Everyone at the table was in the mood for a burger, which was good because the pizza oven is not yet operational, and so we ordered two lamb burgers and two hamburgers.

The hamburger consists of bone marrow, salt & pepper, pickled onion, lettuce, and anchovy mayonnaise. Its simplicity is what makes it so magical. Earthy, rich ingredients, and most importantly, a perfectly cooked medium rare burger makes this one of the most delicious I have had anywhere. When I first dove in, the anchovy mayo was a bit overwhelming, but when it was given just a minute more to heat up and slightly dissolve into the warm meat and soak into the bun, it was sublime. I had to consciously stop for a minute or I would have eaten this little piece of heaven far too quickly, which was good, because I then had the opportunity to seize my next victim, the lamb burger.

Look at the perfect pink interior. The puffy brioche was a perfect complement for this exceptionally well thought out offering. The bone marrow lent itself to keeping the meat quite juicy.

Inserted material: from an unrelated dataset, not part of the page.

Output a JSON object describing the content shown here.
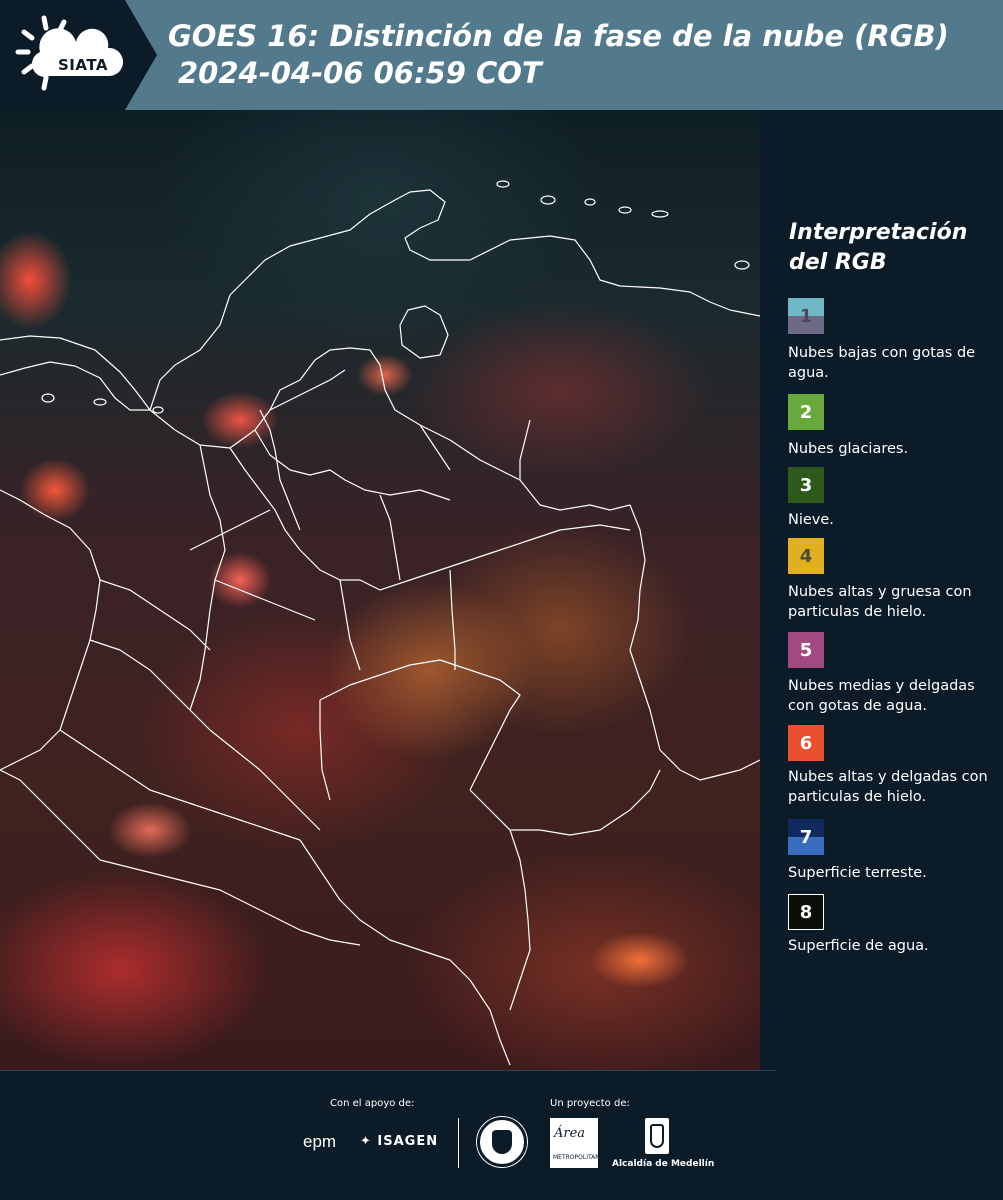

The lamb burger might have even been better than its beefy counterpart. Seriously. Once again, they saved the burger from traditional overcrowding and let the quality of the components shine. The smoked paprika, cucumber and yogurt slaw with capers, shaved onion, purple cabbage, and toasted cumin was the perfect accompaniment for the rich lamb, and once again, the roll saved the day by keeping everything together. Hearty enough to stand up to the natural juices, yet not so much so that you were just chewing roll, it was perfect. Like the hamburger, the lamb was cooked to a perfect medium rare. This is probably the most amazing part of the meal. It's been quite some time since a place has gotten medium rare perfect, much less gone four-for-four on the temperature scale. Both burgers are served simply with a side of braised collards and a pickle. Nothing more needed. Cheers to you, Kennett. You certainly have my heart and my stomach for the moment.